The UK's new Prime Minister Liz Truss arrived in Downing Street with storm clouds rumbling between brief spells of sunshine on a clammy September day.

The portends were easy to draw on, but will largely be forgotten in the coming days as Britain’s third female prime minister shapes her government, with 150 appointments from her Chancellor of the Exchequer to the most junior parliamentary private secretary.

Confident and assertive, Ms Truss strode to No. 10’s lacquered black door to speak in front of party grandees and a galaxy of journalists from every corner of the globe.

With an awkward 24-hour wait from being elected Conservative Party leader to becoming prime minister following an audience with Queen Elizabeth II in Balmoral Castle she was finally able to assume office.

The 47-year-old had fulfilled her long driven political ambition to assume the highest office and on Tuesday evening was at the pinnacle of her power with the ability to select her lieutenants.

Vacant flat

Mr Johnson had vacated the Downing Street flat with his wife and two young children shortly after 8am. Eight hours later Ms Truss landed at RAF Northolt from Scotland before being driven at speed through London.

But her drivers eased off as rain gushed down on the assembly outside her new home that she will share with her husband Hugh O’Leary and daughters Frances, 16, and Liberty, 13.

It took more than an hour for her to arrive in a rain-drenched Downing Street where cabinet hopefuls waited, enduring a heavy downpour before the arrival, deliberately delayed to ensure Ms Truss would miss the shower.

With bedraggled hair and in rain-soaked suits and dresses, the MPs, including Defence Secretary Ben Wallace, Chancellor Nadhim Zahawi and Alok Sharma managed to raise a hearty cheer as the prime minister stepped out of her armoured Range Rover and confidently strode to the government podium, managing not to slip on the cascade of brown leaves.

Gathering Storm

With a nod to the skies, she asserted that Britain would “ride out the storm”, vowing she would get the country “working, building and growing”.

On Thursday she will make the substantial announcement of an estimated £100 billion package to help households and businesses survive “unacceptable energy bills”.

“The UK has huge reserves of talent and imagination,” she said. “We can ride out the storm and become the brilliant Britain she knows we can be.”

Ms Truss has been a cabinet minister since 2014 and must have been driven up the short street on many occasions wondering how it would feel to do so as the boss.

Jobs await

The gaggle of MPs were clearly anxious to attract their new leader’s attention, knowing that that the top three slots were already taken, along with Mr Wallace remaining in post.

The son of Ghanaian migrants, Kwasi Kwarteng, was the first of Ms Truss's appointment as her chancellor, arriving in another downpour.

Given the monetary challenges Britain faces with astronomical energy costs, it is fortunate that the pair are good friends, indeed they will continue to share the same street as they did living just metres apart in Greenwich, in south-east London.

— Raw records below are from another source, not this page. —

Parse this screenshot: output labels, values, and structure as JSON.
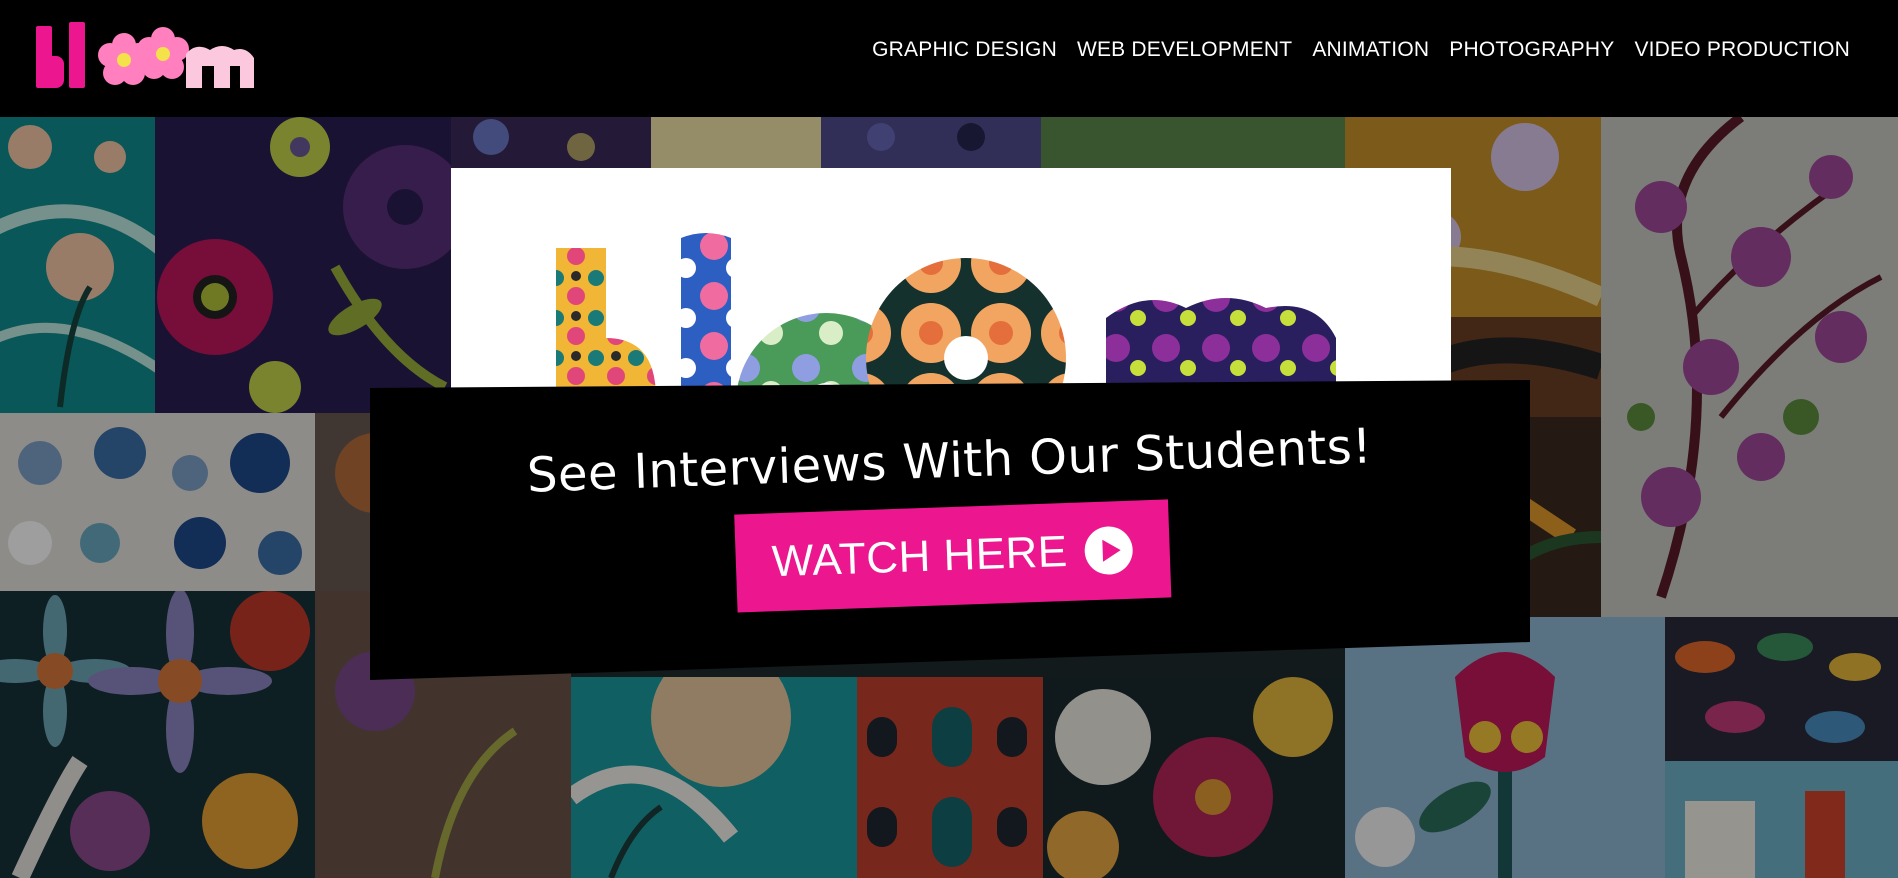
{
  "brand": {
    "logo_text": "bloom",
    "accent": "#ec178f",
    "logo_pink_light": "#fbc8dd"
  },
  "nav": {
    "items": [
      {
        "label": "GRAPHIC DESIGN"
      },
      {
        "label": "WEB DEVELOPMENT"
      },
      {
        "label": "ANIMATION"
      },
      {
        "label": "PHOTOGRAPHY"
      },
      {
        "label": "VIDEO PRODUCTION"
      }
    ]
  },
  "hero": {
    "headline": "See Interviews With Our Students!",
    "cta_label": "WATCH HERE",
    "cta_icon": "play-circle-icon"
  }
}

James Cleverly, the former Middle East minister widely respected in the region, was made foreign secretary. He will tackle Russia’s invasion of Ukraine and a tricky relationship with China. In the Gulf region he will seek to cement the free-trade agreement with the GCC and help in negotiations with Iran over resurrecting the nuclear agreement. He will be helped by the likely reinstatement of the Middle East minister post that was abolished in early February, much to the dismay of many in the region.

Suella Braverman, the daughter of Kenyan migrants, made up the third well-trailed appointment to become home secretary. Therein will lie quite a challenge, with her main high-profile task being to stop illegal immigrants crossing the English Channel and firmly install their deportation to Rwanda.

As a dripping dusk descended on Downing Street the shape of Ms Truss’ government unfolded.

But it seemed that the euphoria on appointment to high office will dissipate as autumn draws in, the first hint of frost appears and a chill descends over the UK.

Updated: September 06, 2022, 8:28 PM